...it's proof that an organism cannot gain a capability through mutations without losing several others. If, hypothetically, the same bacteria gained a dozen more capabilities, this research would tend to show that the bacteria would end up losing 3-4 times that many capabilities. If a bateria did lose that many, it would most likely no longer be viable. It does prove microevolution occurs, which we already knew, but cannot be made to prove anything past that. That type or extrapolation is foolish and ignorant.
Nate, you may want to read the paper. You're sounding a lot more certain about the nature of the mutations than the scientists themselves are.

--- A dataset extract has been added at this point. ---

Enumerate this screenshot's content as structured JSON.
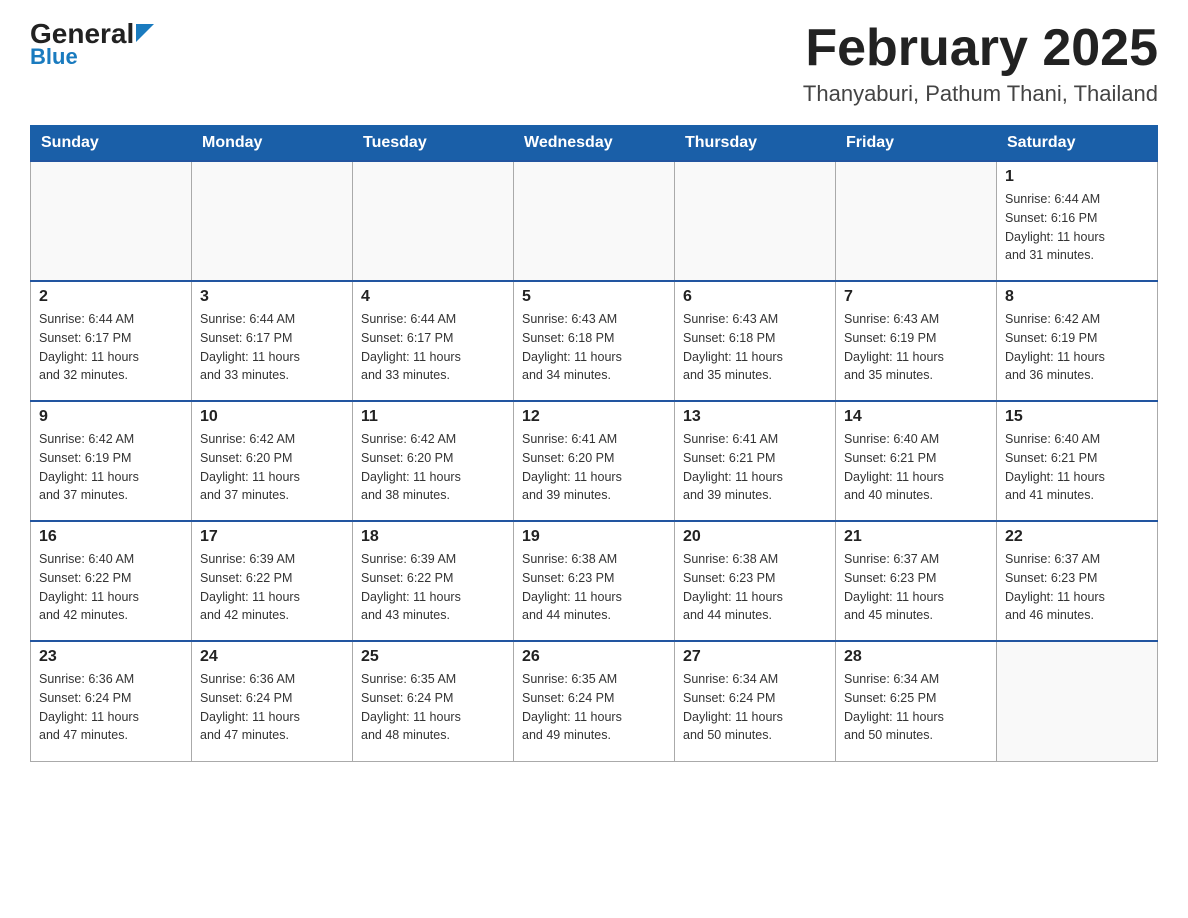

And you're almost certainly wrong when you suggest that the citrate-eaters just have damaged membranes. You'd have to do some serious damage to its membranes to let citrate leak in--so much damage that lots of stuff would leak in and out. That's clearly not the case here, because the bacteria are healthy. Bacteria use special channels to draw in these molecules. As for tradeoffs, it's true that these citrate-eaters may not do as well eating glucose as their ancestors. I have no idea where you get the "3-4 times that many capabilities" phrase. But so what? Evolution is not about "steps forward," like some unhindered march of progress. It's about change, and tradeoffs are an essential part of that change. And if you're going to call this "microevolution," you'll need to define your terms here for us. Here we have seen the evolution of a capability, the lack of which was significant enough that it marked E. coli as a species. What's micro about that? Andrew asks,
Forgive the question, as I'm not a scientist (just a interested dabbler), but I thought that evolution was, in general, a slow process that could not be observed so quickly? Is the situation different for bacteria? Is evolution something that can be observed in a matter of years for them?
Bacteria can divide several times a day, which makes them very fast breeders. And since they're so small, hundreds of millions can fit in a small flask. Even though mutations are incredibly rare, these sorts of numbers make it inevitable that they will arise in bacterial colonies. And natural selection combined with these numbers means that over a few years you can see clear change occurring. There's no compelling reason to think that these processes don't happen in bigger, slower-breeding species (like us), but it's harder to see the changes because they take decades, centuries, or millennia. It's also worth bearing in mind that Lenski's experiment is a tiny embodiment of evolution in bacteria. Just remember that bacteria pack the soils, the oceans, the sea floor, and our bodies. They've been evolving for billions of years. And they can pool their evolutionary potential by trading genes. That makes the evolution of a new trait in Lenski's lab all the more important.